## Assigned task
Repeat the data exactly, every last line of it.

## Excerpted data
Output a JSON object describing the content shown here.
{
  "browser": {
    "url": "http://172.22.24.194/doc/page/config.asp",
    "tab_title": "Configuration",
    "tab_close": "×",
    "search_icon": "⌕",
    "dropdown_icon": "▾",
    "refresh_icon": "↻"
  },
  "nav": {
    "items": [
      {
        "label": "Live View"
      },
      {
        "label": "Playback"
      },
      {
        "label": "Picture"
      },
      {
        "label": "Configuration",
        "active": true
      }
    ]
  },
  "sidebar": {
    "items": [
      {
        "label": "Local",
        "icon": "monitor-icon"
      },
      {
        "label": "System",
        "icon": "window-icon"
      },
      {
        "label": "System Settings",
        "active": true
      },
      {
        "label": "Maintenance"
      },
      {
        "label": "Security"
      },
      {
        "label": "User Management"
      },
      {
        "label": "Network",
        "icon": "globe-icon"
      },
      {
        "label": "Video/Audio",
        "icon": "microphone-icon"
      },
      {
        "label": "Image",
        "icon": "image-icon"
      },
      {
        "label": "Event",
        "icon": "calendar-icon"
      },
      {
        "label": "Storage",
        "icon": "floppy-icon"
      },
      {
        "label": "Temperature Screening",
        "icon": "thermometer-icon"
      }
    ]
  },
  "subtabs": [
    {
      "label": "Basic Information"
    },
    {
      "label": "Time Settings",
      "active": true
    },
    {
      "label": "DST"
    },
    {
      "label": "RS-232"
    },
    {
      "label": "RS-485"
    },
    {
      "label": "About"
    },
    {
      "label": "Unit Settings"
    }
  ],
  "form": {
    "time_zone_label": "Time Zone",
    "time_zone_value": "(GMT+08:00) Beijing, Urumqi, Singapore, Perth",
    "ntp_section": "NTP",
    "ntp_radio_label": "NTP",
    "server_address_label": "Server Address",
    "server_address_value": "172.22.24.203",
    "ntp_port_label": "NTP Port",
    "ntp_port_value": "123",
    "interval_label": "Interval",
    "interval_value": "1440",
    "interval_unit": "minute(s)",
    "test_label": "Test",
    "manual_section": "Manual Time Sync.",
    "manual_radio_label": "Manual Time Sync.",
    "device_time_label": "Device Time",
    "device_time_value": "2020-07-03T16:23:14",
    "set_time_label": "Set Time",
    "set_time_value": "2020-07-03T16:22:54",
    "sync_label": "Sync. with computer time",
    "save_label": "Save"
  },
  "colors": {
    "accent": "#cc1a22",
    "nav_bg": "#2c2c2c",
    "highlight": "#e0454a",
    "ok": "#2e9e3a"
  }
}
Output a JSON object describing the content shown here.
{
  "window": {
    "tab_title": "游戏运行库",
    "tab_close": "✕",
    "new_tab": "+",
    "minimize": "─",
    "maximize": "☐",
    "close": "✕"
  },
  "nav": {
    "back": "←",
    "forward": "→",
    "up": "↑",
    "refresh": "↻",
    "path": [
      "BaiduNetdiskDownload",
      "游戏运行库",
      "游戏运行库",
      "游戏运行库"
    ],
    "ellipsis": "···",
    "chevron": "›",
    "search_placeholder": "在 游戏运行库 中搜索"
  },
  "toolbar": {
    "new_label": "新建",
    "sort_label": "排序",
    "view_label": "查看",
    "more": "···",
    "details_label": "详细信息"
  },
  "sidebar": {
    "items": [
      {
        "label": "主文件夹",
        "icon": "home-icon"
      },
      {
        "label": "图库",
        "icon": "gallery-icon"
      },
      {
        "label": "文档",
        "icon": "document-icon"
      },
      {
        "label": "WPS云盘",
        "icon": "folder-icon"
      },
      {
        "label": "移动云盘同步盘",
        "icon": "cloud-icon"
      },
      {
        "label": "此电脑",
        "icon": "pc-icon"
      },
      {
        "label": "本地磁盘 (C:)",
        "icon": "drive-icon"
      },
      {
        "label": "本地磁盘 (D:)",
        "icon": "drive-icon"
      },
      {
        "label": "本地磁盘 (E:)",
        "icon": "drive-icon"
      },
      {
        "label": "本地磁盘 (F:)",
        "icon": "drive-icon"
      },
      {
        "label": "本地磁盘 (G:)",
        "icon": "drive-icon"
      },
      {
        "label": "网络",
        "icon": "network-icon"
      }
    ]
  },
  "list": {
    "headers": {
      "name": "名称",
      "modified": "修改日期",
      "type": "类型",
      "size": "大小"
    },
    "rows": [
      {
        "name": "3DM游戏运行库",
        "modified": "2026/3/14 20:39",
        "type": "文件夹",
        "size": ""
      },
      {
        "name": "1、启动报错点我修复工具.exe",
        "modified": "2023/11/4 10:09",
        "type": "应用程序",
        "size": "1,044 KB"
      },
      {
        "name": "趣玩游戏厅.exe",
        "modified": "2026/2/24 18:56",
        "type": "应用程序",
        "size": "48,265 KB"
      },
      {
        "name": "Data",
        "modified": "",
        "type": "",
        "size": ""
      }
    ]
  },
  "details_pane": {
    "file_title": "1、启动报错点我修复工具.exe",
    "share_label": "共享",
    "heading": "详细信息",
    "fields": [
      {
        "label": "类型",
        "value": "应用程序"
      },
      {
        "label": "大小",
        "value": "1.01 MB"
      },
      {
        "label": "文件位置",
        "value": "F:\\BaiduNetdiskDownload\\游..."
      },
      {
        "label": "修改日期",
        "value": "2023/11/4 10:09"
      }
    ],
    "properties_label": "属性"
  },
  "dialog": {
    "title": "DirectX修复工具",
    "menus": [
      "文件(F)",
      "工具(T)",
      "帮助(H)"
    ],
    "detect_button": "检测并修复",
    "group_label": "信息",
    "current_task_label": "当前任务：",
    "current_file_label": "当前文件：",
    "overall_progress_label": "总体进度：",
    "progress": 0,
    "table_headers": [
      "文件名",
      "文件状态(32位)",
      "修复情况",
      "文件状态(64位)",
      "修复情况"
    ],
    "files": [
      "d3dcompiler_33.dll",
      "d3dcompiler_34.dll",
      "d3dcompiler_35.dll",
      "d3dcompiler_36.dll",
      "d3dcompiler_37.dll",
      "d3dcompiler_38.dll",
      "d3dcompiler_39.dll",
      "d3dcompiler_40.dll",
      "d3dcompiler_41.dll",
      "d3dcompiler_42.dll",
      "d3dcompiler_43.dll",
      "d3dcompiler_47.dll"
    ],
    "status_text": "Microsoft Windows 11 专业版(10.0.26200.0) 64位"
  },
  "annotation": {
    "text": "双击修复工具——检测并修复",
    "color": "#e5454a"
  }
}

## Answer section
Output a JSON object describing the content shown here.
{
  "browser": {
    "url": "http://172.22.24.194/doc/page/config.asp",
    "tab_title": "Configuration",
    "tab_close": "×",
    "search_icon": "⌕",
    "dropdown_icon": "▾",
    "refresh_icon": "↻"
  },
  "nav": {
    "items": [
      {
        "label": "Live View"
      },
      {
        "label": "Playback"
      },
      {
        "label": "Picture"
      },
      {
        "label": "Configuration",
        "active": true
      }
    ]
  },
  "sidebar": {
    "items": [
      {
        "label": "Local",
        "icon": "monitor-icon"
      },
      {
        "label": "System",
        "icon": "window-icon"
      },
      {
        "label": "System Settings",
        "active": true
      },
      {
        "label": "Maintenance"
      },
      {
        "label": "Security"
      },
      {
        "label": "User Management"
      },
      {
        "label": "Network",
        "icon": "globe-icon"
      },
      {
        "label": "Video/Audio",
        "icon": "microphone-icon"
      },
      {
        "label": "Image",
        "icon": "image-icon"
      },
      {
        "label": "Event",
        "icon": "calendar-icon"
      },
      {
        "label": "Storage",
        "icon": "floppy-icon"
      },
      {
        "label": "Temperature Screening",
        "icon": "thermometer-icon"
      }
    ]
  },
  "subtabs": [
    {
      "label": "Basic Information"
    },
    {
      "label": "Time Settings",
      "active": true
    },
    {
      "label": "DST"
    },
    {
      "label": "RS-232"
    },
    {
      "label": "RS-485"
    },
    {
      "label": "About"
    },
    {
      "label": "Unit Settings"
    }
  ],
  "form": {
    "time_zone_label": "Time Zone",
    "time_zone_value": "(GMT+08:00) Beijing, Urumqi, Singapore, Perth",
    "ntp_section": "NTP",
    "ntp_radio_label": "NTP",
    "server_address_label": "Server Address",
    "server_address_value": "172.22.24.203",
    "ntp_port_label": "NTP Port",
    "ntp_port_value": "123",
    "interval_label": "Interval",
    "interval_value": "1440",
    "interval_unit": "minute(s)",
    "test_label": "Test",
    "manual_section": "Manual Time Sync.",
    "manual_radio_label": "Manual Time Sync.",
    "device_time_label": "Device Time",
    "device_time_value": "2020-07-03T16:23:14",
    "set_time_label": "Set Time",
    "set_time_value": "2020-07-03T16:22:54",
    "sync_label": "Sync. with computer time",
    "save_label": "Save"
  },
  "colors": {
    "accent": "#cc1a22",
    "nav_bg": "#2c2c2c",
    "highlight": "#e0454a",
    "ok": "#2e9e3a"
  }
}
Output a JSON object describing the content shown here.
{
  "window": {
    "tab_title": "游戏运行库",
    "tab_close": "✕",
    "new_tab": "+",
    "minimize": "─",
    "maximize": "☐",
    "close": "✕"
  },
  "nav": {
    "back": "←",
    "forward": "→",
    "up": "↑",
    "refresh": "↻",
    "path": [
      "BaiduNetdiskDownload",
      "游戏运行库",
      "游戏运行库",
      "游戏运行库"
    ],
    "ellipsis": "···",
    "chevron": "›",
    "search_placeholder": "在 游戏运行库 中搜索"
  },
  "toolbar": {
    "new_label": "新建",
    "sort_label": "排序",
    "view_label": "查看",
    "more": "···",
    "details_label": "详细信息"
  },
  "sidebar": {
    "items": [
      {
        "label": "主文件夹",
        "icon": "home-icon"
      },
      {
        "label": "图库",
        "icon": "gallery-icon"
      },
      {
        "label": "文档",
        "icon": "document-icon"
      },
      {
        "label": "WPS云盘",
        "icon": "folder-icon"
      },
      {
        "label": "移动云盘同步盘",
        "icon": "cloud-icon"
      },
      {
        "label": "此电脑",
        "icon": "pc-icon"
      },
      {
        "label": "本地磁盘 (C:)",
        "icon": "drive-icon"
      },
      {
        "label": "本地磁盘 (D:)",
        "icon": "drive-icon"
      },
      {
        "label": "本地磁盘 (E:)",
        "icon": "drive-icon"
      },
      {
        "label": "本地磁盘 (F:)",
        "icon": "drive-icon"
      },
      {
        "label": "本地磁盘 (G:)",
        "icon": "drive-icon"
      },
      {
        "label": "网络",
        "icon": "network-icon"
      }
    ]
  },
  "list": {
    "headers": {
      "name": "名称",
      "modified": "修改日期",
      "type": "类型",
      "size": "大小"
    },
    "rows": [
      {
        "name": "3DM游戏运行库",
        "modified": "2026/3/14 20:39",
        "type": "文件夹",
        "size": ""
      },
      {
        "name": "1、启动报错点我修复工具.exe",
        "modified": "2023/11/4 10:09",
        "type": "应用程序",
        "size": "1,044 KB"
      },
      {
        "name": "趣玩游戏厅.exe",
        "modified": "2026/2/24 18:56",
        "type": "应用程序",
        "size": "48,265 KB"
      },
      {
        "name": "Data",
        "modified": "",
        "type": "",
        "size": ""
      }
    ]
  },
  "details_pane": {
    "file_title": "1、启动报错点我修复工具.exe",
    "share_label": "共享",
    "heading": "详细信息",
    "fields": [
      {
        "label": "类型",
        "value": "应用程序"
      },
      {
        "label": "大小",
        "value": "1.01 MB"
      },
      {
        "label": "文件位置",
        "value": "F:\\BaiduNetdiskDownload\\游..."
      },
      {
        "label": "修改日期",
        "value": "2023/11/4 10:09"
      }
    ],
    "properties_label": "属性"
  },
  "dialog": {
    "title": "DirectX修复工具",
    "menus": [
      "文件(F)",
      "工具(T)",
      "帮助(H)"
    ],
    "detect_button": "检测并修复",
    "group_label": "信息",
    "current_task_label": "当前任务：",
    "current_file_label": "当前文件：",
    "overall_progress_label": "总体进度：",
    "progress": 0,
    "table_headers": [
      "文件名",
      "文件状态(32位)",
      "修复情况",
      "文件状态(64位)",
      "修复情况"
    ],
    "files": [
      "d3dcompiler_33.dll",
      "d3dcompiler_34.dll",
      "d3dcompiler_35.dll",
      "d3dcompiler_36.dll",
      "d3dcompiler_37.dll",
      "d3dcompiler_38.dll",
      "d3dcompiler_39.dll",
      "d3dcompiler_40.dll",
      "d3dcompiler_41.dll",
      "d3dcompiler_42.dll",
      "d3dcompiler_43.dll",
      "d3dcompiler_47.dll"
    ],
    "status_text": "Microsoft Windows 11 专业版(10.0.26200.0) 64位"
  },
  "annotation": {
    "text": "双击修复工具——检测并修复",
    "color": "#e5454a"
  }
}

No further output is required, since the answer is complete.